Finally, we reach the pinnacle of a company’s growth lifecycle, when it is in a position of market leadership and occupying rarified air with a small group of competitors who dominate the space they operate in. There is strong brand equity, a clear value proposition, a broad customer and partner base, and solid financials. Thought leadership at this stage ought to be easier, right? Yet the communications challenges at this stage are unique and they are formidable. Popular wisdom says that once you reach the top the only direction to move is downward. But that doesn’t have to be the case. Powerhouse companies can (and must) remain respected thought leaders by consistently telling their story with clear, unique and thought-provoking angles. Their leadership is more closely scrutinized by press, and they must continually demonstrate their value and their edge. Any crisis is likely to make news headlines, impacting share price and reputation.
Effective communications at this leadership stage is just as vital as it was when the company was at Series A and seeking to build awareness. But the consequences of a misstep are arguably more severe. After all, there is a fine line between thought leader and perceived dinosaur.
All companies evolve through a growth lifecycle, so it makes sense that communications objectives, strategies and tactics should evolve as companies move through different stages of growth.
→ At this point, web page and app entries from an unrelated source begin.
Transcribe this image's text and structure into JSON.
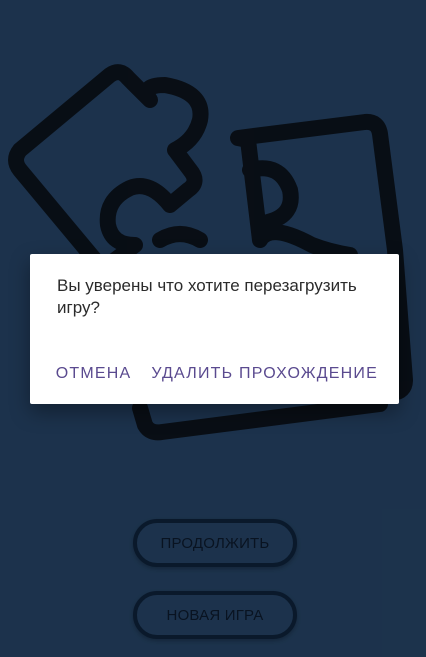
{
  "menu": {
    "continue_label": "ПРОДОЛЖИТЬ",
    "new_game_label": "НОВАЯ ИГРА"
  },
  "dialog": {
    "message": "Вы уверены что хотите перезагрузить игру?",
    "cancel_label": "ОТМЕНА",
    "delete_label": "УДАЛИТЬ ПРОХОЖДЕНИЕ"
  },
  "logo": {
    "icon": "puzzle-icon"
  },
  "colors": {
    "background": "#203a57",
    "outline": "#0c1d31",
    "dialog_background": "#ffffff",
    "accent": "#5a4a8f"
  }
}
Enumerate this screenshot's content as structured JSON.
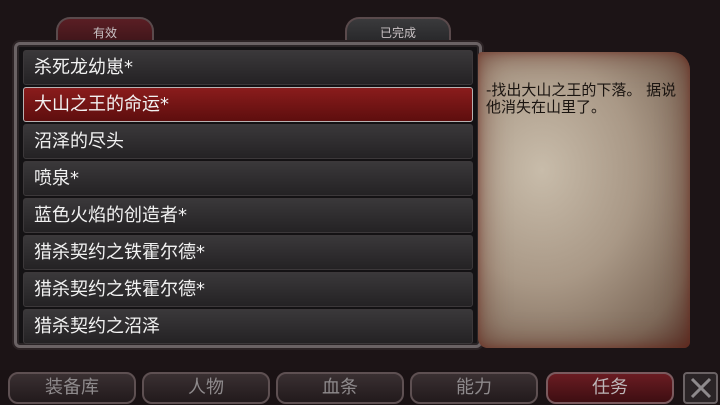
{
  "tabs": {
    "active_label": "有效",
    "completed_label": "已完成"
  },
  "quests": [
    {
      "label": "杀死龙幼崽*",
      "selected": false
    },
    {
      "label": "大山之王的命运*",
      "selected": true
    },
    {
      "label": "沼泽的尽头",
      "selected": false
    },
    {
      "label": "喷泉*",
      "selected": false
    },
    {
      "label": "蓝色火焰的创造者*",
      "selected": false
    },
    {
      "label": "猎杀契约之铁霍尔德*",
      "selected": false
    },
    {
      "label": "猎杀契约之铁霍尔德*",
      "selected": false
    },
    {
      "label": "猎杀契约之沼泽",
      "selected": false
    }
  ],
  "description": "-找出大山之王的下落。 据说他消失在山里了。",
  "menu": {
    "equipment": "装备库",
    "character": "人物",
    "health": "血条",
    "abilities": "能力",
    "quests": "任务"
  },
  "close_icon": "close-x-icon"
}
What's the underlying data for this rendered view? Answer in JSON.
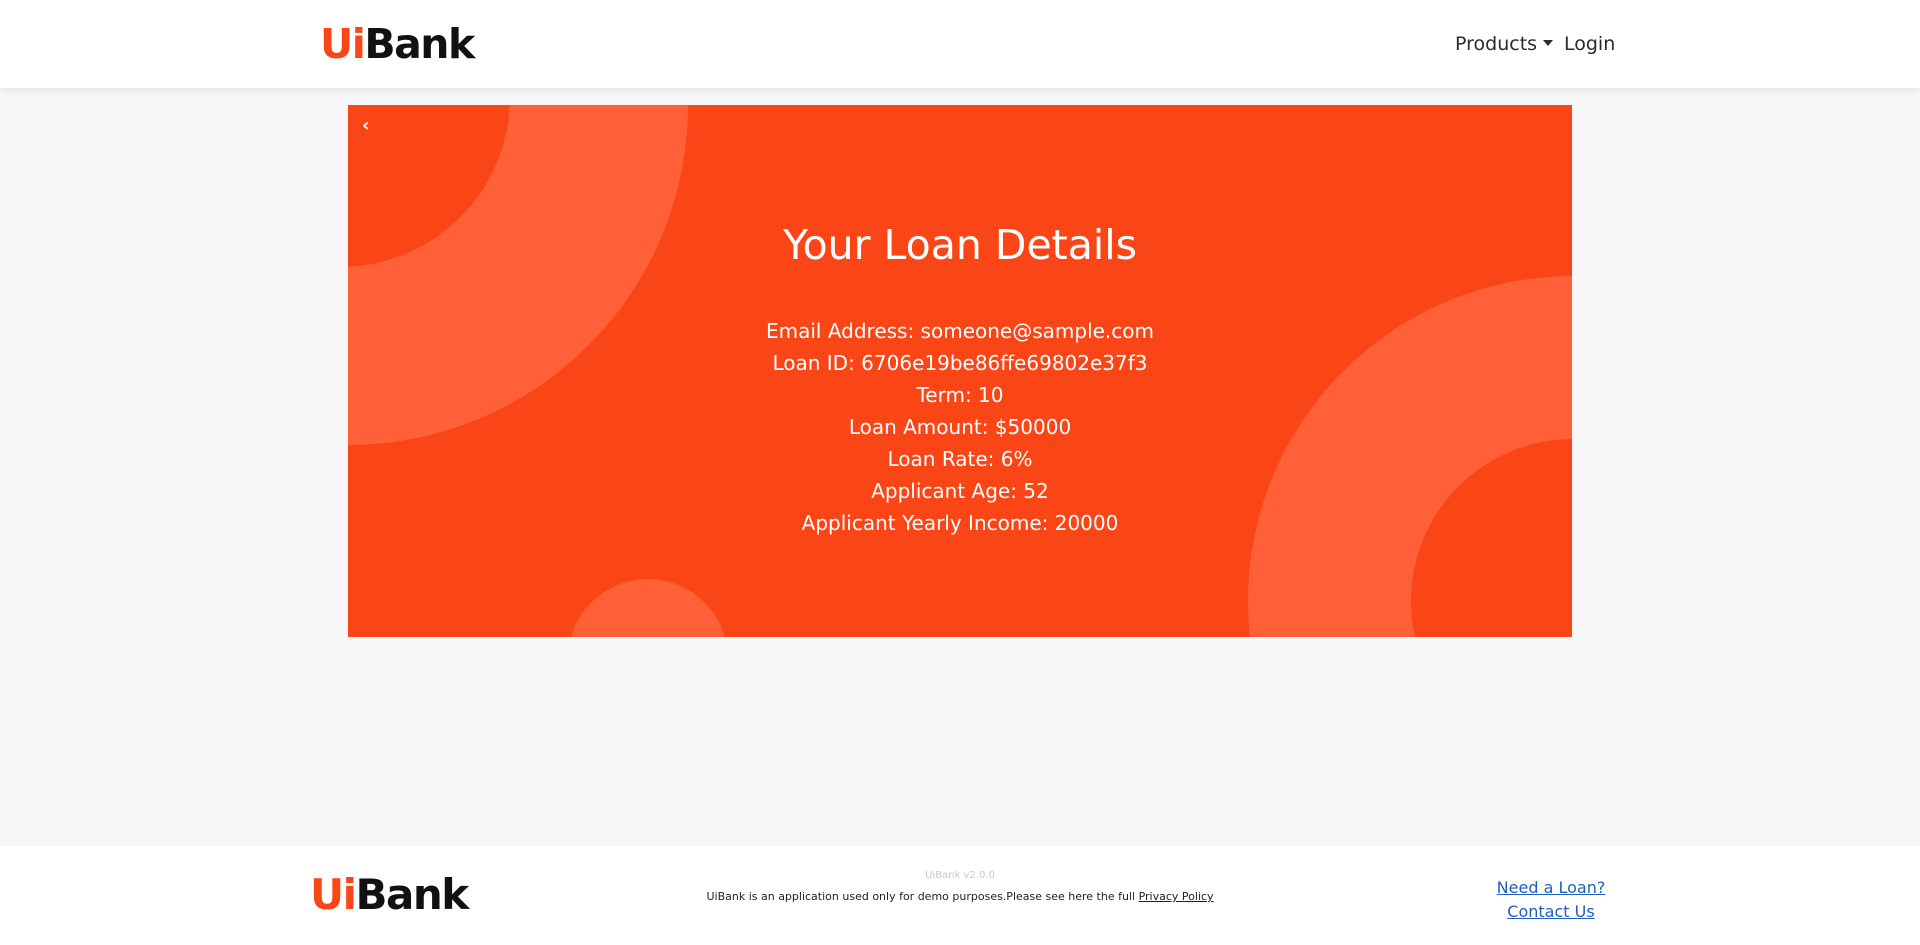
{
  "brand": {
    "ui": "Ui",
    "bank": "Bank",
    "accent": "#fa4616"
  },
  "nav": {
    "products_label": "Products",
    "login_label": "Login"
  },
  "card": {
    "back_icon": "chevron-left-icon",
    "back_glyph": "‹",
    "title": "Your Loan Details",
    "details": [
      "Email Address: someone@sample.com",
      "Loan ID: 6706e19be86ffe69802e37f3",
      "Term: 10",
      "Loan Amount: $50000",
      "Loan Rate: 6%",
      "Applicant Age: 52",
      "Applicant Yearly Income: 20000"
    ]
  },
  "footer": {
    "version": "UiBank v2.0.0",
    "disclaimer": "UiBank is an application used only for demo purposes.Please see here the full ",
    "privacy_link": "Privacy Policy",
    "links": [
      "Need a Loan?",
      "Contact Us"
    ]
  }
}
A good communications partner will understand and appreciate this, and will have the knowledge, experience and smarts to assist you along the way.